_Records for the exercise_
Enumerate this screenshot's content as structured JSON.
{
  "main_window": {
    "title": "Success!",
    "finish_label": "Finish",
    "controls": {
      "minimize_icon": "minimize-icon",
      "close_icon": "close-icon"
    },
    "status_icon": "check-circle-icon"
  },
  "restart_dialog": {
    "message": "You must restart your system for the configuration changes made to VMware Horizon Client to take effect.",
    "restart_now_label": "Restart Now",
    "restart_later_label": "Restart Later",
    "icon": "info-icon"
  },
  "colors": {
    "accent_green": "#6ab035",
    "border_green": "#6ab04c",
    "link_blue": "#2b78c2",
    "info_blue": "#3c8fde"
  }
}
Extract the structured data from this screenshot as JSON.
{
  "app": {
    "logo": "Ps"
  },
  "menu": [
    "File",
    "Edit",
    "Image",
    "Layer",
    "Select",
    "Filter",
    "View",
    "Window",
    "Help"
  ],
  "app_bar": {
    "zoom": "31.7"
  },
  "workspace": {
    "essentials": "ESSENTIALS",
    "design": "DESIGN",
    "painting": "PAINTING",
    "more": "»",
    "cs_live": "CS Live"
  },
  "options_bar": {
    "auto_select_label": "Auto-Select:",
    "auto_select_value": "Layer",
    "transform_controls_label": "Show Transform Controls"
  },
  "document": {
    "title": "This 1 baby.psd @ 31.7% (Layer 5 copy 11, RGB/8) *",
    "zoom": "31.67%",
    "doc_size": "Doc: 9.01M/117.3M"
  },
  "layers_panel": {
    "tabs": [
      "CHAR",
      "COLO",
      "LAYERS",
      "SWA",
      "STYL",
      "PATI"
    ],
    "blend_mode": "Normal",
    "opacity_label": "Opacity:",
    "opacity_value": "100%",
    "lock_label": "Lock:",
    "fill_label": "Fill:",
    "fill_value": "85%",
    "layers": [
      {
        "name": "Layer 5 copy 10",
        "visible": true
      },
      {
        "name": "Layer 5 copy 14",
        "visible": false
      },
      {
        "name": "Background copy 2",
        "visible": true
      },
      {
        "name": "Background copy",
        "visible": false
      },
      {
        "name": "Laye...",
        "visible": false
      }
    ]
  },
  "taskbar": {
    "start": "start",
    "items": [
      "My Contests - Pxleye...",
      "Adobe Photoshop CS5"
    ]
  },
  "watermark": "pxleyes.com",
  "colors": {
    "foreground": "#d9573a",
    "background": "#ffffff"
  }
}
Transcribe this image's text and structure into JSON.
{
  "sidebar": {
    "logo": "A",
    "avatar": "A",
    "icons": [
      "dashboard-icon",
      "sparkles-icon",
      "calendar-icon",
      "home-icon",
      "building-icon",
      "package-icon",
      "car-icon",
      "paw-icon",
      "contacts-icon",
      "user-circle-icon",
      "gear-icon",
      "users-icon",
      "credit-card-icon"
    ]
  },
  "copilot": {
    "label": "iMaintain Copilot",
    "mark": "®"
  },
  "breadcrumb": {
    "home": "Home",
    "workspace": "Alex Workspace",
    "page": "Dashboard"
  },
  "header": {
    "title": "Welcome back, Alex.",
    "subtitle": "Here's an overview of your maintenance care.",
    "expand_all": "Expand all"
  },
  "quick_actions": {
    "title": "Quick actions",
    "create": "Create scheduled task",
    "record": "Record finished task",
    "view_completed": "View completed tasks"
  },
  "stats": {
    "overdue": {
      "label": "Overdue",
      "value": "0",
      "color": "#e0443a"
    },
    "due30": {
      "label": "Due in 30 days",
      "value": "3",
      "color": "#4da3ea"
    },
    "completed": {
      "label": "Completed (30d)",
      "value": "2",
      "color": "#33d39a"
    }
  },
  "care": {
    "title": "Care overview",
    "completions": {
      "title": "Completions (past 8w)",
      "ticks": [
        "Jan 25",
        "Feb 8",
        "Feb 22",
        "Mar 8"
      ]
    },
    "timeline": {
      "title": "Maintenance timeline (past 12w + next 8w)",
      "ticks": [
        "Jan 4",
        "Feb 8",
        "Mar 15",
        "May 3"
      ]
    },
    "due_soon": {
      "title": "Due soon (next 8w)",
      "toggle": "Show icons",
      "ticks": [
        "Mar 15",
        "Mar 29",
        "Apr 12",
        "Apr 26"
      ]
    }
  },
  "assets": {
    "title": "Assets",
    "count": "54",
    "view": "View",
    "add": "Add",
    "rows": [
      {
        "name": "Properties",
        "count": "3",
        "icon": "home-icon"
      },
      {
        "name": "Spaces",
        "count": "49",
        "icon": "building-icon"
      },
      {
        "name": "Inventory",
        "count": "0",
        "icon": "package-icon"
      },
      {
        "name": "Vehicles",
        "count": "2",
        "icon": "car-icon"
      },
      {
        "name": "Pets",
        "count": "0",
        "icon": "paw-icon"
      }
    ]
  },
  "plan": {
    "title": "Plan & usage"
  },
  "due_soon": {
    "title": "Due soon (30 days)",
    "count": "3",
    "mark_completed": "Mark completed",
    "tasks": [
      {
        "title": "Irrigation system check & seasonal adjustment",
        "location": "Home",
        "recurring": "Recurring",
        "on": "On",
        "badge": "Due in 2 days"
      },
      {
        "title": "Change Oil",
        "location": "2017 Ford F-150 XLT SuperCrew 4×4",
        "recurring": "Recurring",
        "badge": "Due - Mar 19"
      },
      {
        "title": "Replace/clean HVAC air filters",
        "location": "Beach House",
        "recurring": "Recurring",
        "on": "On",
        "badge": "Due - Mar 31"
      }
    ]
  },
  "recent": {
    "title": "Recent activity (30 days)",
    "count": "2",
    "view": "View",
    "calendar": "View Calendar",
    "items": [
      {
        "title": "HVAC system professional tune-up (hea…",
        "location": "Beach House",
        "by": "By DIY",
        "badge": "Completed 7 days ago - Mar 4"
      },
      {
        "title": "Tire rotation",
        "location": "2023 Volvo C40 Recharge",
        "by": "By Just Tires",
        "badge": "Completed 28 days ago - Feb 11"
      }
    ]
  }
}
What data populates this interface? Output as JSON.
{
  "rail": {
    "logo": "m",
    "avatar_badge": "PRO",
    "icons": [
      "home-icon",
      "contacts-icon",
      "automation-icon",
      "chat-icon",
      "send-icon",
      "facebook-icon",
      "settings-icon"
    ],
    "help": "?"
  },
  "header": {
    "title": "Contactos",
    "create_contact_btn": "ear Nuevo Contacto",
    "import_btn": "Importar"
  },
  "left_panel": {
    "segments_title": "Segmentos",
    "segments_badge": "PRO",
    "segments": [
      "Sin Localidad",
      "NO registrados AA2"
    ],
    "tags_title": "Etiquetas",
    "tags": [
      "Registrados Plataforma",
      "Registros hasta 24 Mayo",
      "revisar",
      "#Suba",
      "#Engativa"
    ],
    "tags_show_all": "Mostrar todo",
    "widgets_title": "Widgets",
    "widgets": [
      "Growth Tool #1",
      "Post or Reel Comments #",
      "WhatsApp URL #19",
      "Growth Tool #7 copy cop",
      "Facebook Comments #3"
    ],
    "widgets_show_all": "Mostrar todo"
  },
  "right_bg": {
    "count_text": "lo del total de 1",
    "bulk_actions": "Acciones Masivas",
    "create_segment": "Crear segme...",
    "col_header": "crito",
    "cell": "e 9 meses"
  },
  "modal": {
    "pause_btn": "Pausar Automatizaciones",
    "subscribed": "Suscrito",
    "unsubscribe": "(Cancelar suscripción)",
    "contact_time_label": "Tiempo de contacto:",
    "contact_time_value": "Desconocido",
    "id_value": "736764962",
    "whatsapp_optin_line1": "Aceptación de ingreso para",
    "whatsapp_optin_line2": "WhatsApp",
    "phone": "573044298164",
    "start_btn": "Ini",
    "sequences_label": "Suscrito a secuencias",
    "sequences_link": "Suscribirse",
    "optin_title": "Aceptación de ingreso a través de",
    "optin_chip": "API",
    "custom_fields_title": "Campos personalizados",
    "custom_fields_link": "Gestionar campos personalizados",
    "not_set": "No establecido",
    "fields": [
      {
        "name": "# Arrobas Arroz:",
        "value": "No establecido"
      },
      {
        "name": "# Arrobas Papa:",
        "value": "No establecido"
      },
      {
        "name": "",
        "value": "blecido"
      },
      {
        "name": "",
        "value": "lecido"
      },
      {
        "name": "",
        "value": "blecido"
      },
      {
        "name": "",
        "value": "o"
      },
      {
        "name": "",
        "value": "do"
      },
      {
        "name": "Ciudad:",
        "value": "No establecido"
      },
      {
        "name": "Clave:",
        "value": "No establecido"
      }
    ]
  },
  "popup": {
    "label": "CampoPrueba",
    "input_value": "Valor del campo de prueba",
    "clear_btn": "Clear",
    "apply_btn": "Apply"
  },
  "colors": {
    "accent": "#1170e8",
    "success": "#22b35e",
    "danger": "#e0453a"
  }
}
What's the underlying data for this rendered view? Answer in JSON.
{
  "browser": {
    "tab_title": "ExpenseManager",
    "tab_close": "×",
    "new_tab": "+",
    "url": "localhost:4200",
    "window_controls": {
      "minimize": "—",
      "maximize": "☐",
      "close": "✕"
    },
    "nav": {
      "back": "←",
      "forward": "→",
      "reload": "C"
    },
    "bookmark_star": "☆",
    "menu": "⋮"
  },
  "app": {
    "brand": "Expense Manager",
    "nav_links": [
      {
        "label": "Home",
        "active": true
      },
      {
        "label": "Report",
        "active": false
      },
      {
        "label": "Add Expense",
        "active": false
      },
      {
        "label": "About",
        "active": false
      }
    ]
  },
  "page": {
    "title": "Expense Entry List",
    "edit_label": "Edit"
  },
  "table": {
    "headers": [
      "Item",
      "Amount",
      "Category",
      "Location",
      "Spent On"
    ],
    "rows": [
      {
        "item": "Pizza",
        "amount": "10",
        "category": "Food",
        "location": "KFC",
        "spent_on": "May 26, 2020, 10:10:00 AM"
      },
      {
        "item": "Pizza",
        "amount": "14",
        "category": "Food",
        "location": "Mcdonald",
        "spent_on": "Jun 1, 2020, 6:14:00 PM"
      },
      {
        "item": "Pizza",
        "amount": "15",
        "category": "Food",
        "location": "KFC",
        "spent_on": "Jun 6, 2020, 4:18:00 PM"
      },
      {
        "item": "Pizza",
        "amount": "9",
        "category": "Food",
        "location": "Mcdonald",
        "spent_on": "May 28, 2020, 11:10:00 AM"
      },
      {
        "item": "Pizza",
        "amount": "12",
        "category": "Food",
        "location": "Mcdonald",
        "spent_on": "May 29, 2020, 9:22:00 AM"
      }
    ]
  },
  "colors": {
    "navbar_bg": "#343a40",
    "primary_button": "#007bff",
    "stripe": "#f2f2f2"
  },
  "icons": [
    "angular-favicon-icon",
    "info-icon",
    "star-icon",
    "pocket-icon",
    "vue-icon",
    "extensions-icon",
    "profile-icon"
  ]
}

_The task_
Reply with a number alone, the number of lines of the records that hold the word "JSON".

_Response area_
5